According to gameconsole.com, since 1970, there have been 71 different video game consoles created. Because of so many new digital and interactive media entertainment being created, there need to be people trained to repair these items. While a lot of hands-on training is required to become a video game repair technician, there are many programs available today to help future technicians gain the skills necessary to work in this field.
- Skill level:
Get training, if possible, while working as a game room assistant or computer technician in places such as video game rooms or arcades. Many of these people are sufficiently exposed to so many video game systems on a daily basis that a significant amount of expertise results, just by virtue of being at work every day. On-the-job training is common for video game technicians. Many technicians gain the knowledge they need to work in this field via exposure to the different video games that are regularly being created and introduced to the game-playing public.

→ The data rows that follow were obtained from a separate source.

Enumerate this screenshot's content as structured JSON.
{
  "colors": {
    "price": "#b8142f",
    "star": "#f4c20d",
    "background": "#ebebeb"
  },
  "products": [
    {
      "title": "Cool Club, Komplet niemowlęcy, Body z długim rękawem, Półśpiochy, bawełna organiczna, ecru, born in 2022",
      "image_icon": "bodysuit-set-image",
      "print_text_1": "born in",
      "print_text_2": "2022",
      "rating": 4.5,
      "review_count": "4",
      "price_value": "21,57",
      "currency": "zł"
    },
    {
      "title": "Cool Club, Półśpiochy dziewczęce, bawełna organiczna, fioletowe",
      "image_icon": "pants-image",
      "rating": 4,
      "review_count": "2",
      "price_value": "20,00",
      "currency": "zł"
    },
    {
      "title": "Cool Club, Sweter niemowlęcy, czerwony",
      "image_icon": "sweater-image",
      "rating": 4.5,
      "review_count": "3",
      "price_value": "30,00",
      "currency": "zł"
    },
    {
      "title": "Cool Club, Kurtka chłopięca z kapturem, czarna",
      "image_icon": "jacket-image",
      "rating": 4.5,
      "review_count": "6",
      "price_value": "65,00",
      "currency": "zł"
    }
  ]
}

Investigate St.Johns University, University of Cincinnati, Rochester Institute of Technology and Oklahoma State University. According to education-portal.com, these are just a few schools in the country that offer programs that train people for a profession in video repair technology. Specific to Oklahoma State University, there are associates degree program offerings.
Become certified as a video repair technician. Although this is not a required step to become employed in this field, it is still highly suggested. This is because prospective video repair technicians look a great deal more trained than someone who does not have this particular credential. The Electronics Technician Association (ETA) and the International Society of Certified Electronics Technicians are two such organisations that provide certification. Certification with both ETA and ISCE both require passage of a written or online examination.
- 20 of the funniest online reviews ever
- 14 Biggest lies people tell in online dating sites
- Hilarious things Google thinks you're trying to search for